(Task data)
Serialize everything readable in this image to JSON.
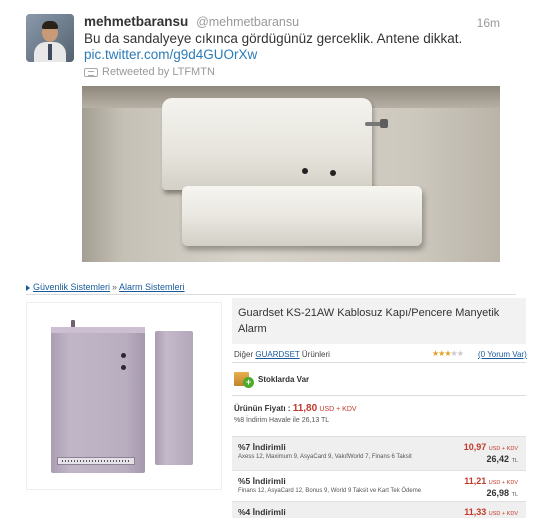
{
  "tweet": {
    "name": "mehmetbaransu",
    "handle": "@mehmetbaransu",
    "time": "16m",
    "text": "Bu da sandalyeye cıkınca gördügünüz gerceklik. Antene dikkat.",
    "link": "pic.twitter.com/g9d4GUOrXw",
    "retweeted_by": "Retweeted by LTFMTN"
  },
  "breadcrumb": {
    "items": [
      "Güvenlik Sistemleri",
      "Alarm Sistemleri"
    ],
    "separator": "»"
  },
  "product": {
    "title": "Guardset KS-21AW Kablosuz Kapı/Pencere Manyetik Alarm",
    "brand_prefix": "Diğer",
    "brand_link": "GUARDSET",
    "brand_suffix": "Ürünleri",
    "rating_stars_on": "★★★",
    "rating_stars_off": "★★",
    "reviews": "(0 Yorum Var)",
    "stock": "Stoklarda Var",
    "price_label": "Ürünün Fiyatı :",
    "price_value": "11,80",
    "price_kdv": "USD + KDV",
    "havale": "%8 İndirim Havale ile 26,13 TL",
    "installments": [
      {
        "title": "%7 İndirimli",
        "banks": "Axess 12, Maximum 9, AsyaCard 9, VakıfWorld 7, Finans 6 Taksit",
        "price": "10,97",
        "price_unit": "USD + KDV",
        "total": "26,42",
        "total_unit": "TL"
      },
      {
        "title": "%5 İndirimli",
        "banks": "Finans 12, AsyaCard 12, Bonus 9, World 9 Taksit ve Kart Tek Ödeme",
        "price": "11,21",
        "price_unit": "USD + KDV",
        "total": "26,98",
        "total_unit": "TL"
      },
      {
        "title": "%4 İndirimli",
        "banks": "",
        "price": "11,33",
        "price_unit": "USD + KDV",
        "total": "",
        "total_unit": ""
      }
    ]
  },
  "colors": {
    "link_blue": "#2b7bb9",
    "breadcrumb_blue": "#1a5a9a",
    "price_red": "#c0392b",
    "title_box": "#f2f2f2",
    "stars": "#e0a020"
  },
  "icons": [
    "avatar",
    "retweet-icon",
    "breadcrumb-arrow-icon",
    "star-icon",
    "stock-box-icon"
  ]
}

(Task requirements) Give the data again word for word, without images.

(Solution)
Serialize everything readable in this image to JSON.
{
  "tweet": {
    "name": "mehmetbaransu",
    "handle": "@mehmetbaransu",
    "time": "16m",
    "text": "Bu da sandalyeye cıkınca gördügünüz gerceklik. Antene dikkat.",
    "link": "pic.twitter.com/g9d4GUOrXw",
    "retweeted_by": "Retweeted by LTFMTN"
  },
  "breadcrumb": {
    "items": [
      "Güvenlik Sistemleri",
      "Alarm Sistemleri"
    ],
    "separator": "»"
  },
  "product": {
    "title": "Guardset KS-21AW Kablosuz Kapı/Pencere Manyetik Alarm",
    "brand_prefix": "Diğer",
    "brand_link": "GUARDSET",
    "brand_suffix": "Ürünleri",
    "rating_stars_on": "★★★",
    "rating_stars_off": "★★",
    "reviews": "(0 Yorum Var)",
    "stock": "Stoklarda Var",
    "price_label": "Ürünün Fiyatı :",
    "price_value": "11,80",
    "price_kdv": "USD + KDV",
    "havale": "%8 İndirim Havale ile 26,13 TL",
    "installments": [
      {
        "title": "%7 İndirimli",
        "banks": "Axess 12, Maximum 9, AsyaCard 9, VakıfWorld 7, Finans 6 Taksit",
        "price": "10,97",
        "price_unit": "USD + KDV",
        "total": "26,42",
        "total_unit": "TL"
      },
      {
        "title": "%5 İndirimli",
        "banks": "Finans 12, AsyaCard 12, Bonus 9, World 9 Taksit ve Kart Tek Ödeme",
        "price": "11,21",
        "price_unit": "USD + KDV",
        "total": "26,98",
        "total_unit": "TL"
      },
      {
        "title": "%4 İndirimli",
        "banks": "",
        "price": "11,33",
        "price_unit": "USD + KDV",
        "total": "",
        "total_unit": ""
      }
    ]
  },
  "colors": {
    "link_blue": "#2b7bb9",
    "breadcrumb_blue": "#1a5a9a",
    "price_red": "#c0392b",
    "title_box": "#f2f2f2",
    "stars": "#e0a020"
  },
  "icons": [
    "avatar",
    "retweet-icon",
    "breadcrumb-arrow-icon",
    "star-icon",
    "stock-box-icon"
  ]
}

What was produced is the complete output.